John Terry racism trial: Player used 'straightforward racial abuse'
Chelsea defender John Terry was using "straightforward racial abuse" and not repeating what QPR's Anton Ferdinand had said, a court has heard.
Prosecutor Duncan Penny said Mr Terry had been "lashing out verbally".
The ex-England captain had told Westminster Magistrates' Court he was repeating what he thought Mr Ferdinand had said to him.
Mr Terry, 31, denies a racially-aggravated public order offence over the alleged incident last October.
The pair exchanged insults during a Premier League match at Loftus Road.
Earlier, the court heard Mr Terry had "lost it" and was annoyed as his team struggled in the match and he reacted to taunts about his alleged affair with a team-mate's ex-partner.
In his closing speech, prosecutor Duncan Penny questioned Mr Terry's claim that he was simply repeating Mr Ferdinand's words.
He said: "If it's rhetorical repetition, why does the word 'and' feature at all? Why are any other words spoken by Mr Terry at all."
"Are they simply a plain response, a retort, lashing out verbally just as Mr Terry did in the original exchange?
"Just as he did with the hand over the mouth to imply bad breath... and finally, when he was fed up, he picked up on the topic of Mr Ferdinand's abuse, namely the (alleged) extra-marital affair, and retorted with 'and yours', or something to that effect, and straightforward racial abuse," Mr Penny said.
He added it was unlikely that Mr Ferdinand would make a false allegation of racism.
The QPR player was not the first "victim" who did not want to testify in court, he added.
Mr Penny said: "This case will follow him for the rest of his career.
"You may wish to ask yourself the question, whether in truth he was brave to give evidence in this trial?"
'Inconsistent and unreliable'
In his closing speech, defence lawyer George Carter-Stephenson QC said the prosecution case was based on "speculation".
He said: "This is not a case about racism. The prosecution in cross-examination conceded that he is not a racist.
"The way that this case is put is that, on this occasion, Mr Terry completely lost his cool and made an inappropriate remark making reference to a physical characteristic of Mr Ferdinand, namely his colour, in response to words conceded to have been repeated taunts and insults referring to his alleged affair with Mr (Wayne) Bridges' partner."
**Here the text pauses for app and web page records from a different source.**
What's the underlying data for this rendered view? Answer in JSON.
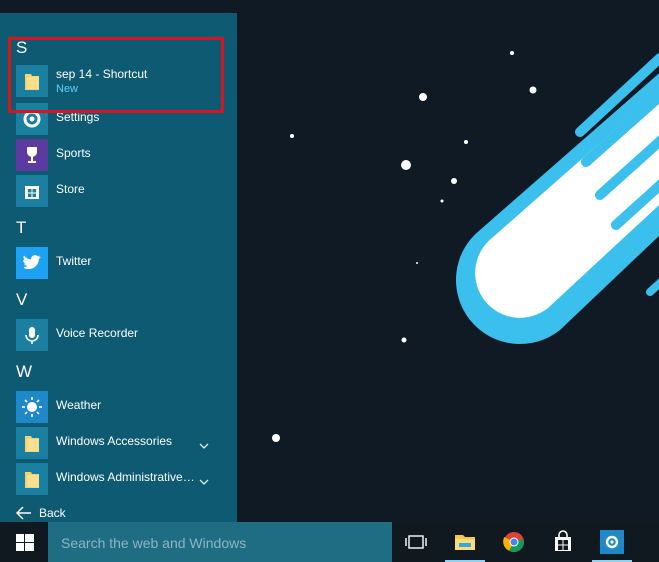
{
  "start_menu": {
    "sections": [
      {
        "letter": "S"
      },
      {
        "letter": "T"
      },
      {
        "letter": "V"
      },
      {
        "letter": "W"
      }
    ],
    "apps": {
      "shortcut": {
        "label": "sep 14 - Shortcut",
        "sublabel": "New",
        "icon": "folder-icon"
      },
      "settings": {
        "label": "Settings",
        "icon": "gear-icon"
      },
      "sports": {
        "label": "Sports",
        "icon": "trophy-icon"
      },
      "store": {
        "label": "Store",
        "icon": "store-bag-icon"
      },
      "twitter": {
        "label": "Twitter",
        "icon": "twitter-bird-icon"
      },
      "voice_recorder": {
        "label": "Voice Recorder",
        "icon": "microphone-icon"
      },
      "weather": {
        "label": "Weather",
        "icon": "sun-icon"
      },
      "windows_accessories": {
        "label": "Windows Accessories",
        "icon": "folder-icon"
      },
      "windows_admin": {
        "label": "Windows Administrative…",
        "icon": "folder-icon"
      }
    },
    "back_label": "Back"
  },
  "taskbar": {
    "search_placeholder": "Search the web and Windows",
    "items": [
      "task-view-icon",
      "file-explorer-icon",
      "chrome-icon",
      "store-bag-icon",
      "settings-gear-icon"
    ]
  },
  "colors": {
    "start_menu_bg": "#0d5a72",
    "highlight_border": "#d6151d",
    "accent_light": "#5fd0ff",
    "taskbar_bg": "#111920",
    "search_bg": "#1f6d83",
    "wallpaper_bg": "#0f1a24",
    "comet": "#3bc0ee"
  }
}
The lawyer said Mr Ferdinand's account was "inconsistent and unreliable".
He added: "No matter what the words actually were, if they were or may have been Mr Terry repeating back what he believed Mr Ferdinand had accused him of, then that's the end of this particular case."
Mr Carter-Stephenson added it was "inconceivable" the taunt from Mr Ferdinand about the alleged affair would make him "snap" because the Chelsea player had heard similar taunts "hundreds of times before".
He suggested it was Mr Ferdinand who "lost control".
"Who is it that follows another player to the half way line shouting and abusing him and repeating an insult, which on his own evidence he says he did, over and over again?
"That may be a good indication of who has lost it."
Mr Carter-Stephenson said the Chelsea player was a "truthful witness" and added: "Mr Terry is a man with very considerable mental strength, and great self-control.
"You might like to contrast that to what Mr Ferdinand himself has told you he did on that particular day."
The case was adjourned until Friday when Chief Magistrate Howard Riddle is expected to deliver his verdict.